The compromise bill also extends the New Markets Tax Credit for two years.
Read more about the fiscal cliff compromise from the Housing Advisory Group.”
Link to Housing Matters website.
Tags: Housing Matters
By Leslie Black-Plumeau. Reposted from VHFA’s Housing Matters, January 9, 2013.
‘”An estimated 1,000 households living in South Burlington pay more than half of their incomes for housing, according to VHFA’s recently completed housing needs assessment for the City of South Burlington. Nearly 600 of these households are renter households, while the other 400 households own their homes.
In addition to increasing the supply of affordable rental and owner housing, the report also identified a growing need for small units to accommodate the 1 and 2-person households that dominate the city’s population.
The housing needs analysis was prepared at the request of the South Burlington Affordable Housing Committee, funded through a grant from the Chittenden County ECOS project, and conducted by VHFA’s Leslie Black-Plumeau.

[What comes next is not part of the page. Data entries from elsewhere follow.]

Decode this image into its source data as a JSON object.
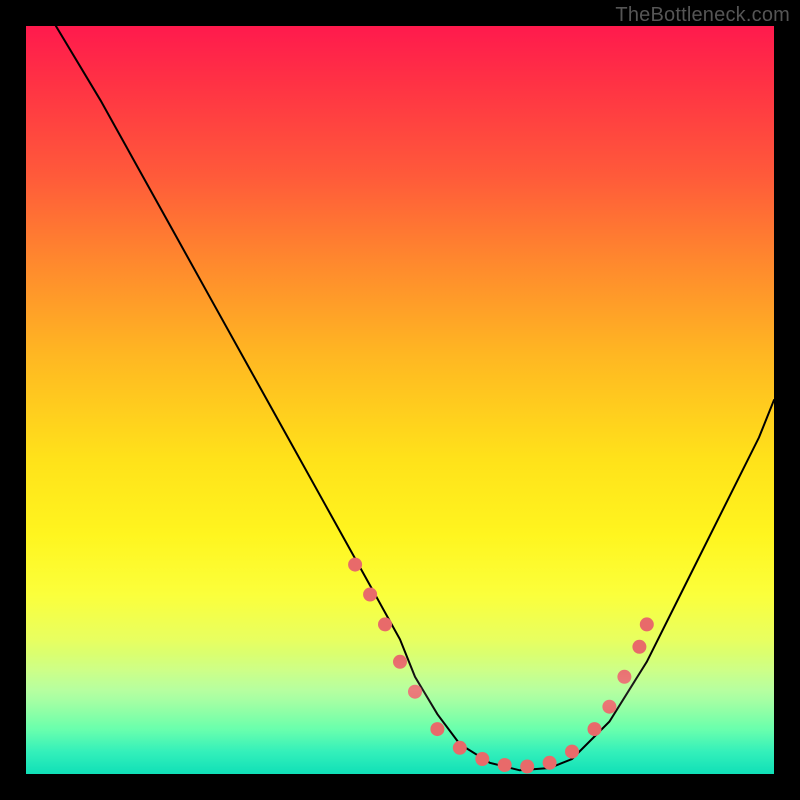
{
  "watermark": "TheBottleneck.com",
  "chart_data": {
    "type": "line",
    "title": "",
    "xlabel": "",
    "ylabel": "",
    "xlim": [
      0,
      100
    ],
    "ylim": [
      0,
      100
    ],
    "grid": false,
    "series": [
      {
        "name": "curve",
        "stroke": "#000000",
        "stroke_width": 2,
        "x": [
          4,
          10,
          15,
          20,
          25,
          30,
          35,
          40,
          45,
          50,
          52,
          55,
          58,
          62,
          66,
          70,
          73,
          78,
          83,
          88,
          93,
          98,
          100
        ],
        "y": [
          100,
          90,
          81,
          72,
          63,
          54,
          45,
          36,
          27,
          18,
          13,
          8,
          4,
          1.5,
          0.5,
          0.8,
          2,
          7,
          15,
          25,
          35,
          45,
          50
        ]
      }
    ],
    "markers": {
      "color": "#e86a6a",
      "radius": 7,
      "points": [
        {
          "x": 44,
          "y": 28
        },
        {
          "x": 46,
          "y": 24
        },
        {
          "x": 48,
          "y": 20
        },
        {
          "x": 50,
          "y": 15
        },
        {
          "x": 52,
          "y": 11
        },
        {
          "x": 55,
          "y": 6
        },
        {
          "x": 58,
          "y": 3.5
        },
        {
          "x": 61,
          "y": 2
        },
        {
          "x": 64,
          "y": 1.2
        },
        {
          "x": 67,
          "y": 1
        },
        {
          "x": 70,
          "y": 1.5
        },
        {
          "x": 73,
          "y": 3
        },
        {
          "x": 76,
          "y": 6
        },
        {
          "x": 78,
          "y": 9
        },
        {
          "x": 80,
          "y": 13
        },
        {
          "x": 82,
          "y": 17
        },
        {
          "x": 83,
          "y": 20
        }
      ]
    }
  }
}
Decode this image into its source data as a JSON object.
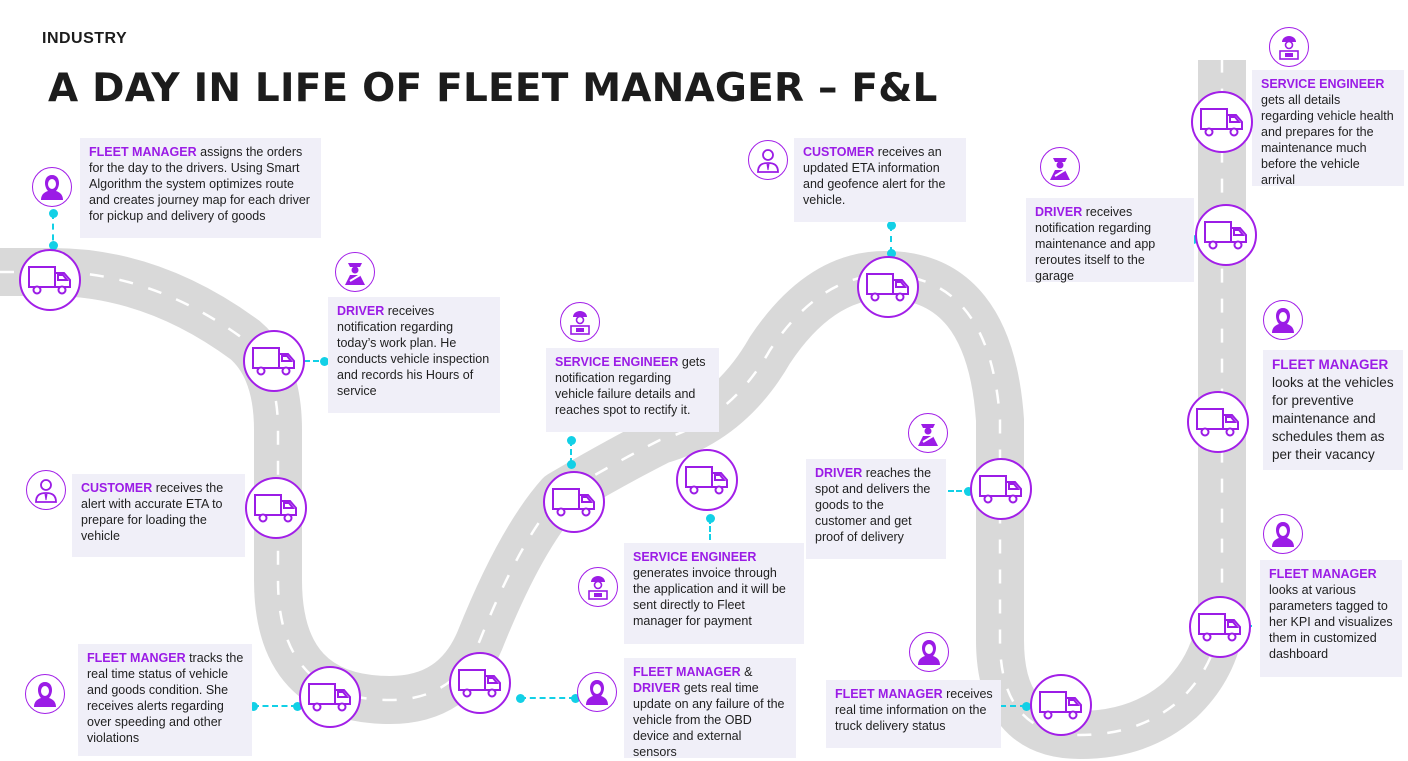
{
  "header": {
    "section": "INDUSTRY",
    "title": "A DAY IN LIFE OF FLEET MANAGER – F&L"
  },
  "colors": {
    "accent": "#9b1ce6",
    "connector": "#12d0e6",
    "road": "#d8d8d8",
    "box": "#f0eff8"
  },
  "steps": [
    {
      "role": "FLEET MANAGER",
      "text": " assigns the orders for the day to the drivers. Using Smart Algorithm the system optimizes route and creates journey map for each driver for pickup and delivery of goods",
      "icon": "fleet-manager-icon"
    },
    {
      "role": "DRIVER",
      "text": " receives notification regarding today’s work plan. He conducts vehicle inspection and records his Hours of service",
      "icon": "driver-icon"
    },
    {
      "role": "CUSTOMER",
      "text": " receives the alert with accurate ETA to prepare for loading the vehicle",
      "icon": "customer-icon"
    },
    {
      "role": "FLEET MANGER",
      "text": " tracks the real time status of vehicle and goods condition. She receives alerts regarding over speeding and other violations",
      "icon": "fleet-manager-icon"
    },
    {
      "role": "SERVICE ENGINEER",
      "text": " gets notification regarding vehicle failure details and reaches spot to rectify it.",
      "icon": "service-engineer-icon"
    },
    {
      "role": "SERVICE ENGINEER",
      "text": " generates invoice through the application and it will be sent directly to Fleet manager for payment",
      "icon": "service-engineer-icon"
    },
    {
      "role": "FLEET MANAGER",
      "role_joiner": " & ",
      "role2": "DRIVER",
      "text": " gets real time update on any failure of the vehicle from the OBD device and external sensors",
      "icon": "fleet-manager-icon"
    },
    {
      "role": "CUSTOMER",
      "text": " receives an updated ETA information and geofence alert for the vehicle.",
      "icon": "customer-icon"
    },
    {
      "role": "DRIVER",
      "text": " reaches the spot and delivers the goods to the customer and get proof of delivery",
      "icon": "driver-icon"
    },
    {
      "role": "FLEET MANAGER",
      "text": " receives real time information on the truck delivery status",
      "icon": "fleet-manager-icon"
    },
    {
      "role": "DRIVER",
      "text": " receives notification regarding maintenance and app reroutes itself to the garage",
      "icon": "driver-icon"
    },
    {
      "role": "SERVICE ENGINEER",
      "text": " gets all details regarding vehicle health and prepares for the maintenance much before the vehicle arrival",
      "icon": "service-engineer-icon"
    },
    {
      "role": "FLEET MANAGER",
      "text": " looks at the vehicles for preventive maintenance and schedules them as per their vacancy",
      "icon": "fleet-manager-icon"
    },
    {
      "role": "FLEET MANAGER",
      "text": " looks at various parameters tagged to her KPI and visualizes them in customized dashboard",
      "icon": "fleet-manager-icon"
    }
  ],
  "truck_icon": "truck-icon"
}
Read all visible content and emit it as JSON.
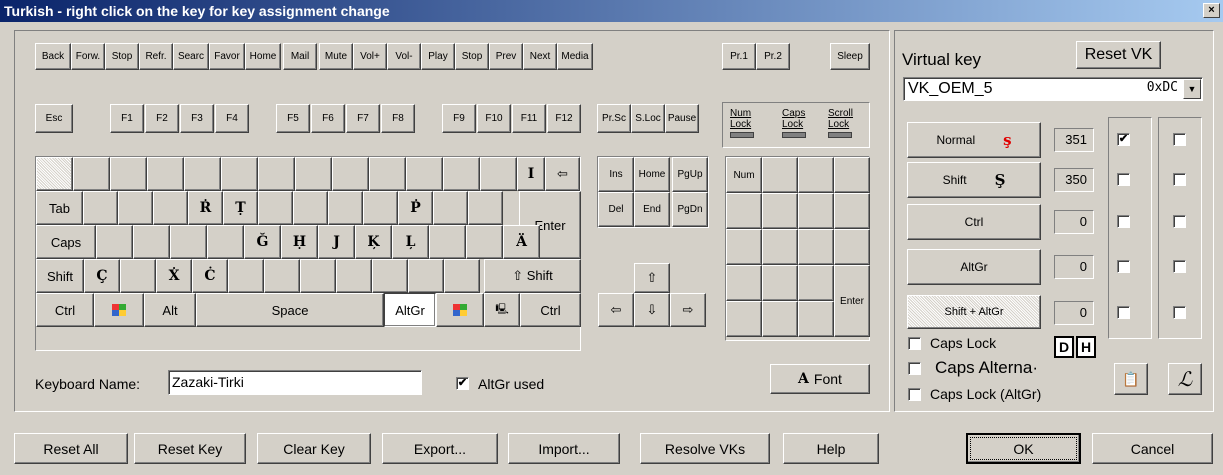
{
  "window": {
    "title": "Turkish - right click on the key for key assignment change",
    "close": "×"
  },
  "media_row": [
    "Back",
    "Forw.",
    "Stop",
    "Refr.",
    "Searc",
    "Favor",
    "Home",
    "Mail",
    "Mute",
    "Vol+",
    "Vol-",
    "Play",
    "Stop",
    "Prev",
    "Next",
    "Media",
    "Pr.1",
    "Pr.2",
    "Sleep"
  ],
  "fn_row": [
    "Esc",
    "F1",
    "F2",
    "F3",
    "F4",
    "F5",
    "F6",
    "F7",
    "F8",
    "F9",
    "F10",
    "F11",
    "F12",
    "Pr.Sc",
    "S.Loc",
    "Pause"
  ],
  "locks": {
    "num": "Num Lock",
    "caps": "Caps Lock",
    "scroll": "Scroll Lock"
  },
  "keys": {
    "i": "I",
    "backspace": "⇦",
    "tab": "Tab",
    "r": "Ṙ",
    "t": "Ṭ",
    "p": "Ṗ",
    "enter": "Enter",
    "caps": "Caps",
    "g": "Ğ",
    "h": "Ḥ",
    "j": "J",
    "k": "Ķ",
    "l": "Ļ",
    "a": "Ä",
    "shift": "Shift",
    "c_cedil": "Ç",
    "x": "Ẋ",
    "c_dot": "Ċ",
    "rshift": "⇧ Shift",
    "ctrl": "Ctrl",
    "alt": "Alt",
    "space": "Space",
    "altgr": "AltGr",
    "rctrl": "Ctrl",
    "win_icon": "windows-icon",
    "menu_icon": "menu-icon"
  },
  "nav": {
    "ins": "Ins",
    "home": "Home",
    "pgup": "PgUp",
    "del": "Del",
    "end": "End",
    "pgdn": "PgDn",
    "up": "⇧",
    "left": "⇦",
    "down": "⇩",
    "right": "⇨"
  },
  "numpad": {
    "num": "Num",
    "enter": "Enter"
  },
  "keyboard_name": {
    "label": "Keyboard Name:",
    "value": "Zazaki-Tirki"
  },
  "altgr_used": {
    "label": "AltGr used",
    "checked": true
  },
  "font_button": {
    "icon": "A",
    "label": "Font"
  },
  "right_panel": {
    "virtual_key_label": "Virtual key",
    "reset_vk": "Reset VK",
    "vk_name": "VK_OEM_5",
    "vk_code": "0xDC",
    "rows": [
      {
        "label": "Normal",
        "char": "ş",
        "value": "351",
        "check1": true,
        "check2": false
      },
      {
        "label": "Shift",
        "char": "Ş",
        "value": "350",
        "check1": false,
        "check2": false
      },
      {
        "label": "Ctrl",
        "char": "",
        "value": "0",
        "check1": false,
        "check2": false
      },
      {
        "label": "AltGr",
        "char": "",
        "value": "0",
        "check1": false,
        "check2": false
      },
      {
        "label": "Shift + AltGr",
        "char": "",
        "value": "0",
        "check1": false,
        "check2": false
      }
    ],
    "caps_lock": "Caps Lock",
    "d": "D",
    "h": "H",
    "caps_alternate": "Caps Alterna·",
    "caps_lock_altgr": "Caps Lock (AltGr)",
    "icon1": "properties-icon",
    "icon2": "pen-icon"
  },
  "bottom_buttons": [
    "Reset All",
    "Reset Key",
    "Clear Key",
    "Export...",
    "Import...",
    "Resolve VKs",
    "Help"
  ],
  "ok": "OK",
  "cancel": "Cancel",
  "colors": {
    "title_start": "#0a246a",
    "title_end": "#a6caf0",
    "face": "#d4d0c8",
    "red": "#e00000"
  }
}
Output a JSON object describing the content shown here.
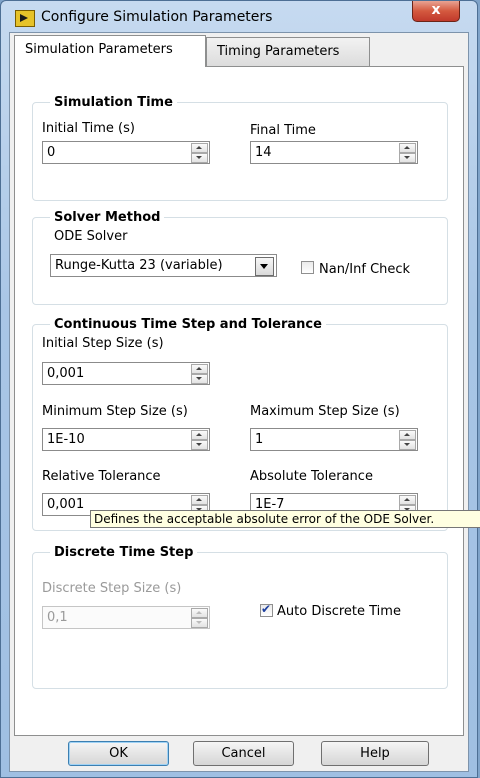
{
  "window": {
    "title": "Configure Simulation Parameters",
    "close_label": "x"
  },
  "tabs": [
    {
      "label": "Simulation Parameters",
      "active": true
    },
    {
      "label": "Timing Parameters",
      "active": false
    }
  ],
  "simulation_time": {
    "title": "Simulation Time",
    "initial_time": {
      "label": "Initial Time (s)",
      "value": "0"
    },
    "final_time": {
      "label": "Final Time",
      "value": "14"
    }
  },
  "solver_method": {
    "title": "Solver Method",
    "ode_label": "ODE Solver",
    "ode_value": "Runge-Kutta 23 (variable)",
    "naninf_label": "Nan/Inf Check",
    "naninf_checked": false
  },
  "continuous": {
    "title": "Continuous Time Step and Tolerance",
    "initial_step": {
      "label": "Initial Step Size (s)",
      "value": "0,001"
    },
    "min_step": {
      "label": "Minimum Step Size (s)",
      "value": "1E-10"
    },
    "max_step": {
      "label": "Maximum Step Size (s)",
      "value": "1"
    },
    "rel_tol": {
      "label": "Relative Tolerance",
      "value": "0,001"
    },
    "abs_tol": {
      "label": "Absolute Tolerance",
      "value": "1E-7"
    }
  },
  "tooltip": "Defines the acceptable absolute error of the ODE Solver.",
  "discrete": {
    "title": "Discrete Time Step",
    "step": {
      "label": "Discrete Step Size (s)",
      "value": "0,1"
    },
    "auto_label": "Auto Discrete Time",
    "auto_checked": true
  },
  "buttons": {
    "ok": "OK",
    "cancel": "Cancel",
    "help": "Help"
  }
}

The South Burlington Affordable Housing Committee was charged by the city council with helping to increase the availability of safe and affordable rental and owner-occupied housing. More information about this work is located on the City of South Burlington website.
The Chittenden County ECOS project is a process and a plan for managing sustainable growth in Chittenden County that is being managed by the Chittenden County Regional Planning Commission with support from HUD.
Read the full South Burlington housing needs report or watch CCTV’s coverage of the November Housing Summit which includes a review of South Burlington’s housing needs data.”
The Vermont Statewide Housing Conference, put on by VHFA, was held last Thursday, November 15, at the Hilton in Burlington. The Vermont Affordable Housing Coalition served as a partner organization and helped to plan several workshops for the conference. Ted Wimpey of CVOEO, pictured below with Kathy Luce of Maloney Properties, serves as the VAHC Steering Committee Chair.
“About 430 people packed the Burlington Hilton yesterday to listen, share, and address Vermont’s most pressing housing finance problems. Governor Shumlin opened the conference by recounting the challenges the state has overcome since the unprecedented devastation of Tropical Storm Irene. Equipping our neighborhoods for the “climate change storms” of the future and rebuilding more durably is an absolute requirement, he explained.
He also congratulated the housing agency players in the audience, describing them as the “best housing coalition partnership in America,” in terms of developing and preserving the state’s affordable housing stock and contributing to the state’s economic health. “We can’t grow jobs without affordable housing,” Shumlin acknowledged. ”
Link to Housing Matters article
Full PDF of Housing Matters Article
By: Leslie Black-Plumeau, Housing Matters, VHFA, September 20, 2012
“Vermont was the only state that showed in increase in real median income betweeen 2010 and 2011, according to estimates released today from the Census Bureau’s American Community Survey. The median household income in Vermont was $52,776 in 2011, up 4% from $50,707 in 2012.
Rising incomes helped to bring down both the percentage and number of people in poverty in Vermont. The Vermont poverty rate declined from 12.7% to 11.5%, as an estimated 7,000 residents were lifted above the poverty line. Vermont was the only state to experience a decline in poverty in 2011…”
Link to Full Housing Matters Article
PDF of Full Article